→ Exercise input:
※
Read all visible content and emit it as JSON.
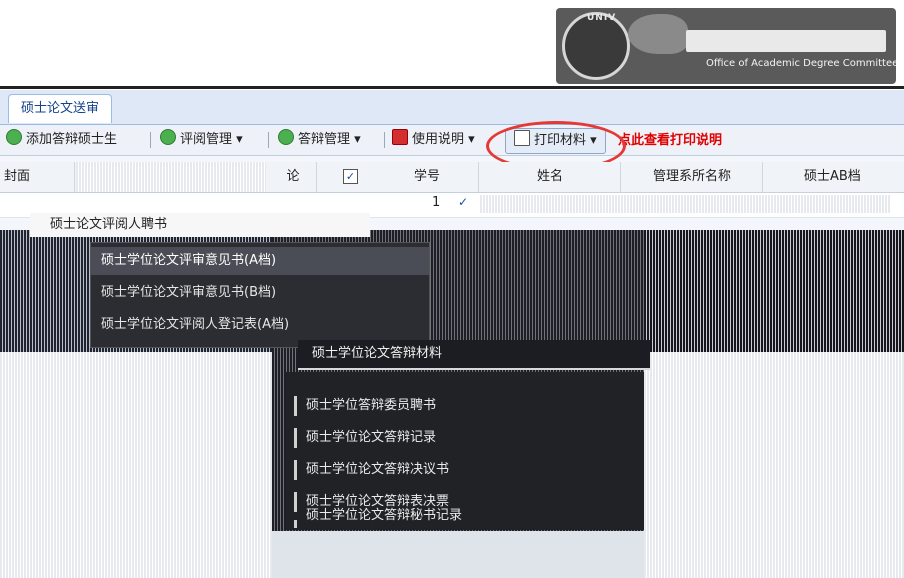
{
  "header": {
    "logo_subtitle": "Office of Academic Degree Committee",
    "logo_badge": "UNIV"
  },
  "tabs": [
    {
      "label": "硕士论文送审"
    }
  ],
  "toolbar": {
    "items": [
      {
        "label": "添加答辩硕士生",
        "icon": "add-icon"
      },
      {
        "label": "评阅管理",
        "icon": "review-icon"
      },
      {
        "label": "答辩管理",
        "icon": "defense-icon"
      },
      {
        "label": "使用说明",
        "icon": "help-icon"
      }
    ],
    "print_label": "打印材料",
    "print_hint": "点此查看打印说明"
  },
  "grid": {
    "headers": [
      "封面",
      "论",
      "学号",
      "姓名",
      "管理系所名称",
      "硕士AB档"
    ],
    "rows": [
      {
        "index": "1",
        "checked": "✓"
      }
    ]
  },
  "menu_level1": {
    "header": "硕士论文评阅人聘书",
    "items": [
      "硕士学位论文评审意见书(A档)",
      "硕士学位论文评审意见书(B档)",
      "硕士学位论文评阅人登记表(A档)"
    ]
  },
  "menu_level2": {
    "header": "硕士学位论文答辩材料",
    "items": [
      "硕士学位答辩委员聘书",
      "硕士学位论文答辩记录",
      "硕士学位论文答辩决议书",
      "硕士学位论文答辩表决票",
      "硕士学位论文答辩秘书记录"
    ]
  }
}
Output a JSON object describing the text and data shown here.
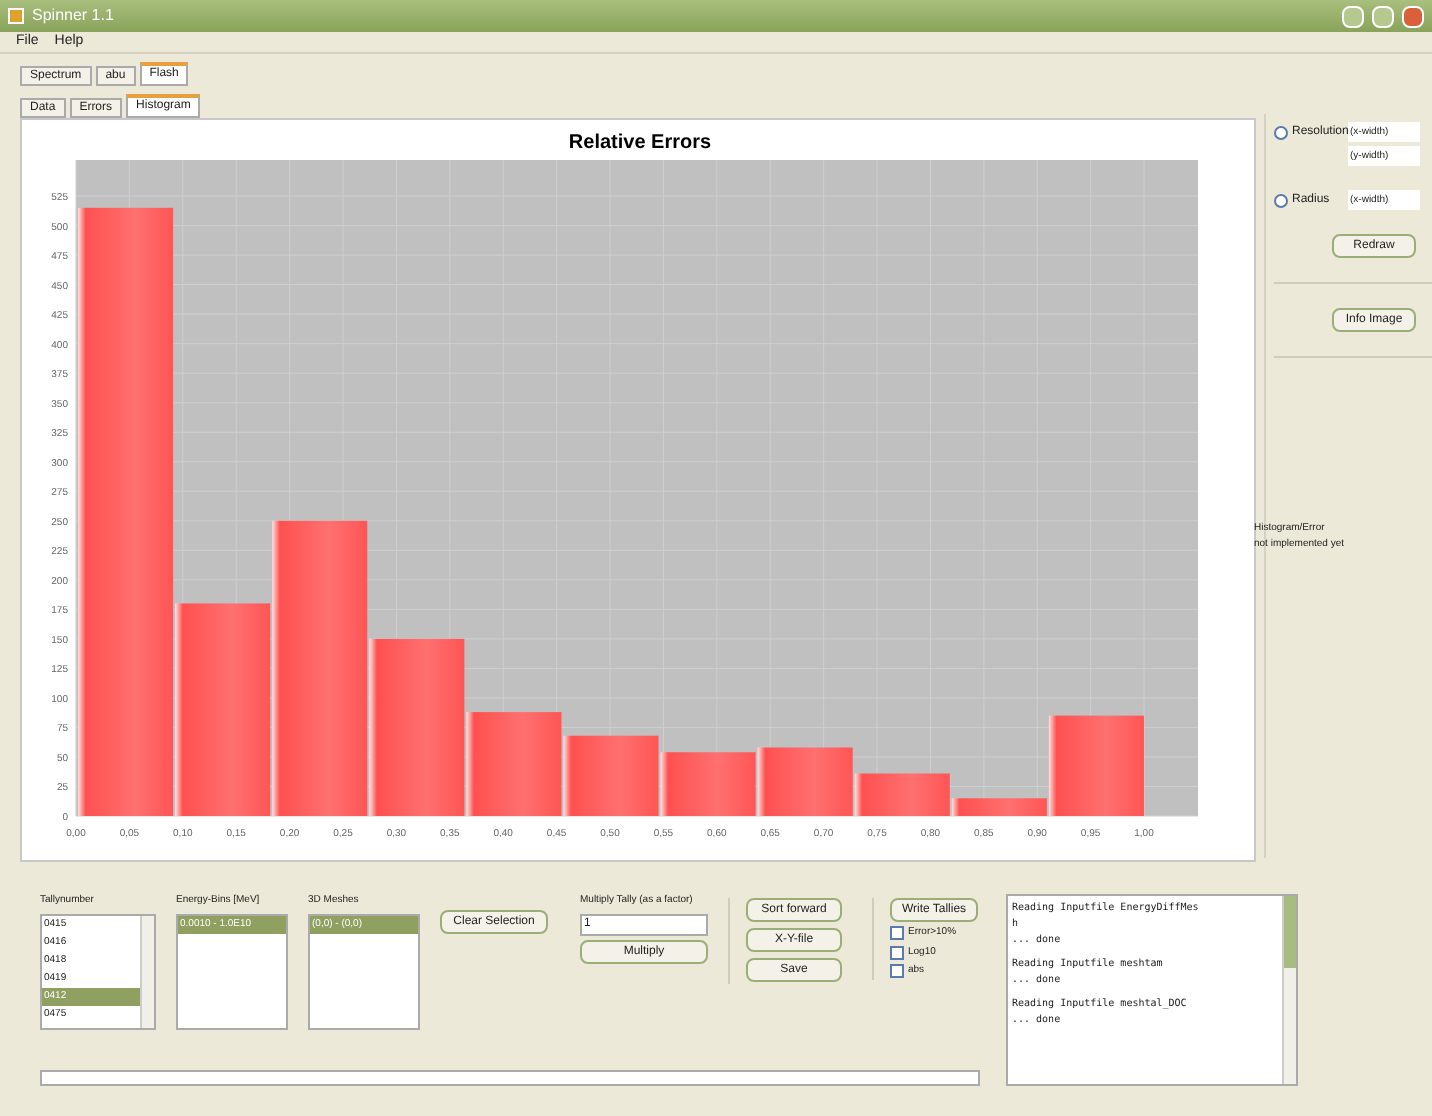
{
  "window": {
    "title": "Spinner 1.1"
  },
  "menu": [
    "File",
    "Help"
  ],
  "tabs": [
    {
      "label": "Spectrum",
      "selected": false
    },
    {
      "label": "abu",
      "selected": false
    },
    {
      "label": "Flash",
      "selected": true
    }
  ],
  "subtabs": [
    {
      "label": "Data",
      "selected": false
    },
    {
      "label": "Errors",
      "selected": false
    },
    {
      "label": "Histogram",
      "selected": true
    }
  ],
  "chart": {
    "chart_data": {
      "type": "bar",
      "title": "Relative Errors",
      "x": [
        0.0455,
        0.1364,
        0.2273,
        0.3182,
        0.4091,
        0.5,
        0.5909,
        0.6818,
        0.7727,
        0.8636,
        0.9545
      ],
      "values": [
        515,
        180,
        250,
        150,
        88,
        68,
        54,
        58,
        36,
        15,
        85
      ],
      "xlim": [
        0,
        1
      ],
      "grid": true,
      "ylim": [
        0,
        525
      ],
      "xticks": [
        {
          "value": 0,
          "label": "0,00"
        },
        {
          "value": 0.05,
          "label": "0,05"
        },
        {
          "value": 0.1,
          "label": "0,10"
        },
        {
          "value": 0.15,
          "label": "0,15"
        },
        {
          "value": 0.2,
          "label": "0,20"
        },
        {
          "value": 0.25,
          "label": "0,25"
        },
        {
          "value": 0.3,
          "label": "0,30"
        },
        {
          "value": 0.35,
          "label": "0,35"
        },
        {
          "value": 0.4,
          "label": "0,40"
        },
        {
          "value": 0.45,
          "label": "0,45"
        },
        {
          "value": 0.5,
          "label": "0,50"
        },
        {
          "value": 0.55,
          "label": "0,55"
        },
        {
          "value": 0.6,
          "label": "0,60"
        },
        {
          "value": 0.65,
          "label": "0,65"
        },
        {
          "value": 0.7,
          "label": "0,70"
        },
        {
          "value": 0.75,
          "label": "0,75"
        },
        {
          "value": 0.8,
          "label": "0,80"
        },
        {
          "value": 0.85,
          "label": "0,85"
        },
        {
          "value": 0.9,
          "label": "0,90"
        },
        {
          "value": 0.95,
          "label": "0,95"
        },
        {
          "value": 1,
          "label": "1,00"
        }
      ],
      "yticks": [
        0,
        25,
        50,
        75,
        100,
        125,
        150,
        175,
        200,
        225,
        250,
        275,
        300,
        325,
        350,
        375,
        400,
        425,
        450,
        475,
        500,
        525
      ]
    }
  },
  "side": {
    "options": [
      {
        "label": "Resolution",
        "selected": false,
        "fields": [
          "(x-width)",
          "(y-width)"
        ]
      },
      {
        "label": "Radius",
        "selected": false,
        "fields": [
          "(x-width)"
        ]
      }
    ],
    "redraw": "Redraw",
    "info": "Info Image",
    "note": [
      "Histogram/Error",
      "not implemented yet"
    ]
  },
  "bottom": {
    "tally_label": "Tallynumber",
    "tallies": [
      {
        "label": "0415",
        "selected": false
      },
      {
        "label": "0416",
        "selected": false
      },
      {
        "label": "0418",
        "selected": false
      },
      {
        "label": "0419",
        "selected": false
      },
      {
        "label": "0412",
        "selected": true
      },
      {
        "label": "0475",
        "selected": false
      }
    ],
    "energy_label": "Energy-Bins [MeV]",
    "energy": [
      {
        "label": "0.0010 - 1.0E10",
        "selected": true
      }
    ],
    "mesh_label": "3D Meshes",
    "meshes": [
      {
        "label": "(0,0) - (0,0)",
        "selected": true
      }
    ],
    "clear": "Clear Selection",
    "multiply_label": "Multiply Tally (as a factor)",
    "factor": "1",
    "multiply": "Multiply",
    "actions": [
      "Sort forward",
      "X-Y-file",
      "Save"
    ],
    "write": "Write Tallies",
    "progress": {
      "level": 0
    },
    "checks": [
      {
        "label": "Error>10%",
        "checked": false
      },
      {
        "label": "Log10",
        "checked": false
      },
      {
        "label": "abs",
        "checked": false
      }
    ],
    "log": [
      [
        "Reading Inputfile EnergyDiffMes",
        "h",
        "... done"
      ],
      [
        "Reading Inputfile meshtam",
        "... done"
      ],
      [
        "Reading Inputfile meshtal_DOC",
        "... done"
      ]
    ]
  }
}
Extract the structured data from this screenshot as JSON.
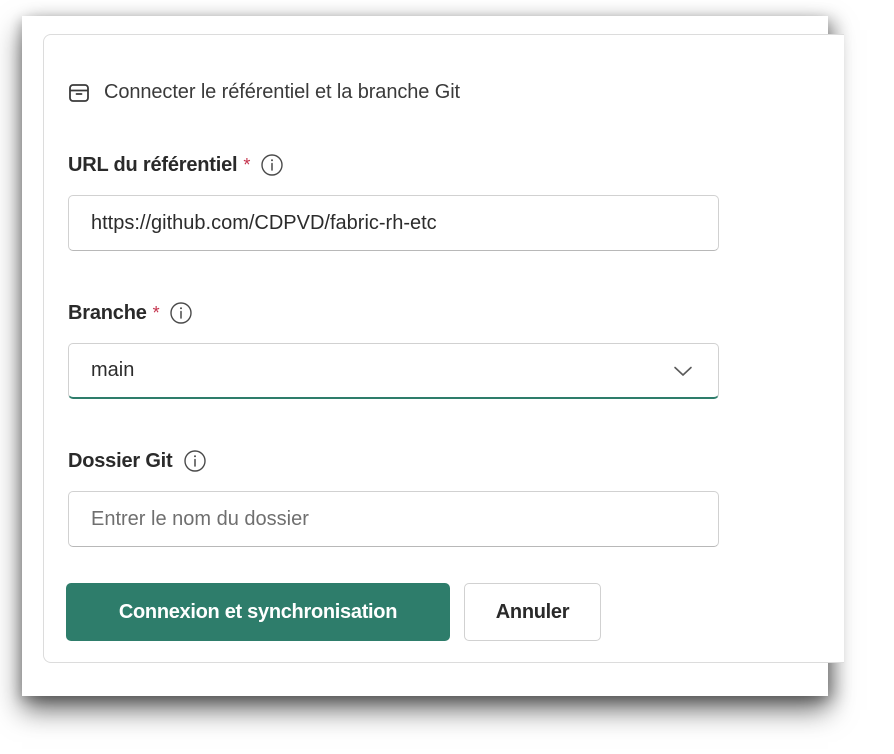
{
  "header": {
    "icon": "archive-box-icon",
    "title": "Connecter le référentiel et la branche Git"
  },
  "repo_url": {
    "label": "URL du référentiel",
    "required_mark": "*",
    "info_icon": "info-icon",
    "value": "https://github.com/CDPVD/fabric-rh-etc"
  },
  "branch": {
    "label": "Branche",
    "required_mark": "*",
    "info_icon": "info-icon",
    "value": "main",
    "dropdown_icon": "chevron-down-icon"
  },
  "git_folder": {
    "label": "Dossier Git",
    "info_icon": "info-icon",
    "value": "",
    "placeholder": "Entrer le nom du dossier"
  },
  "actions": {
    "primary_label": "Connexion et synchronisation",
    "secondary_label": "Annuler"
  },
  "colors": {
    "accent": "#2e7d6b",
    "required": "#c4314b"
  }
}
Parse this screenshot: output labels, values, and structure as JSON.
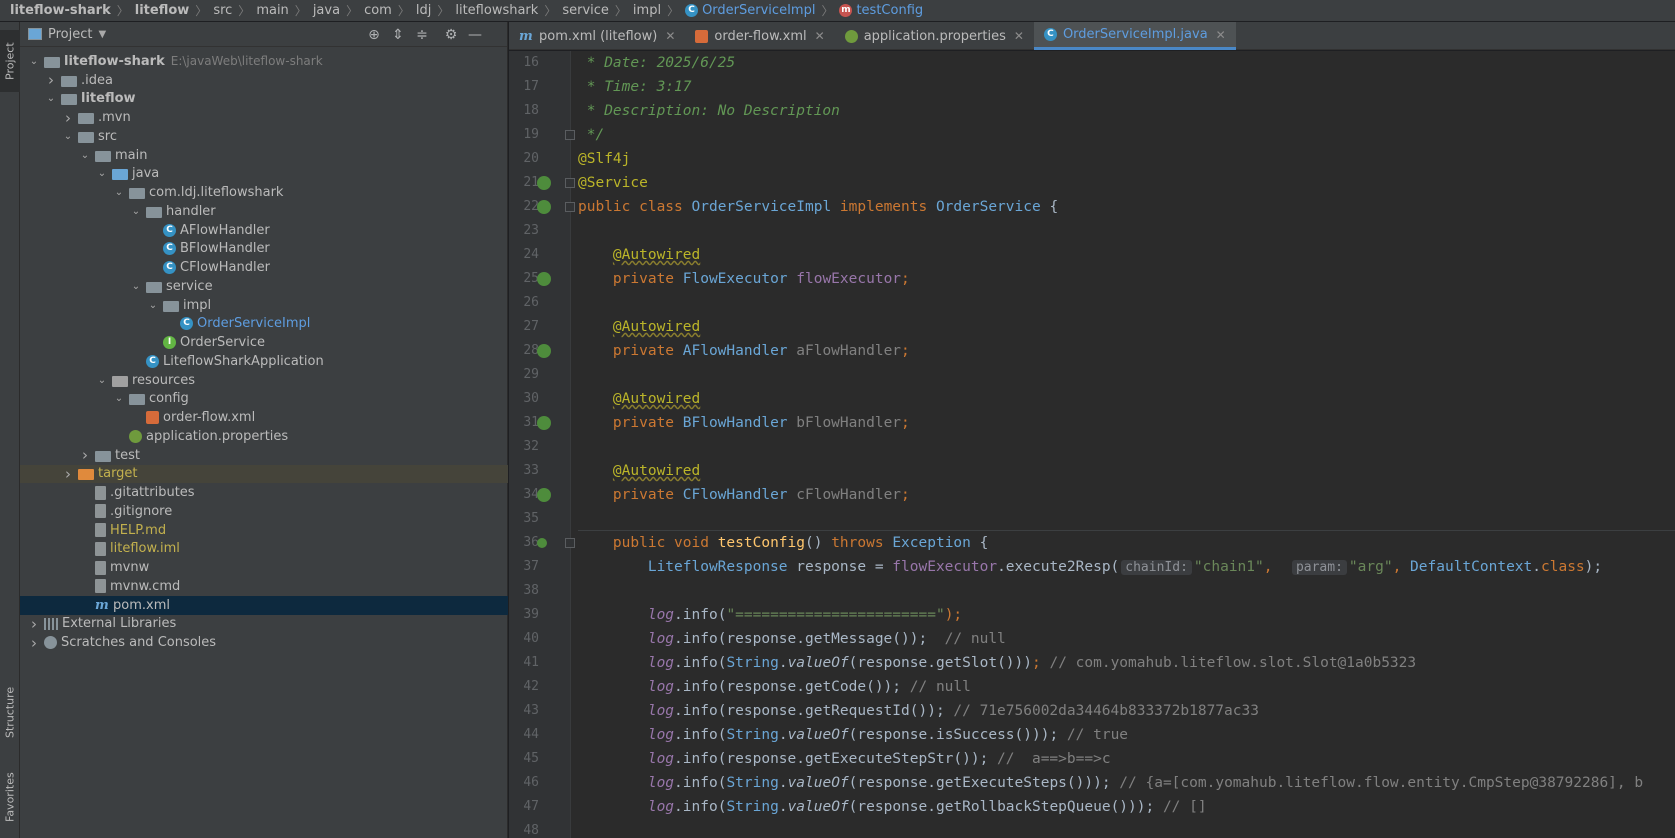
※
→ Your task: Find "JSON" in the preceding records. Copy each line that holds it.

→ Reply to the exercise:
Read all visible content and emit it as JSON.
Output a JSON object describing the text and data shown here.
Extract the structured data from this screenshot as JSON.
Parse this screenshot: output labels, values, and structure as JSON.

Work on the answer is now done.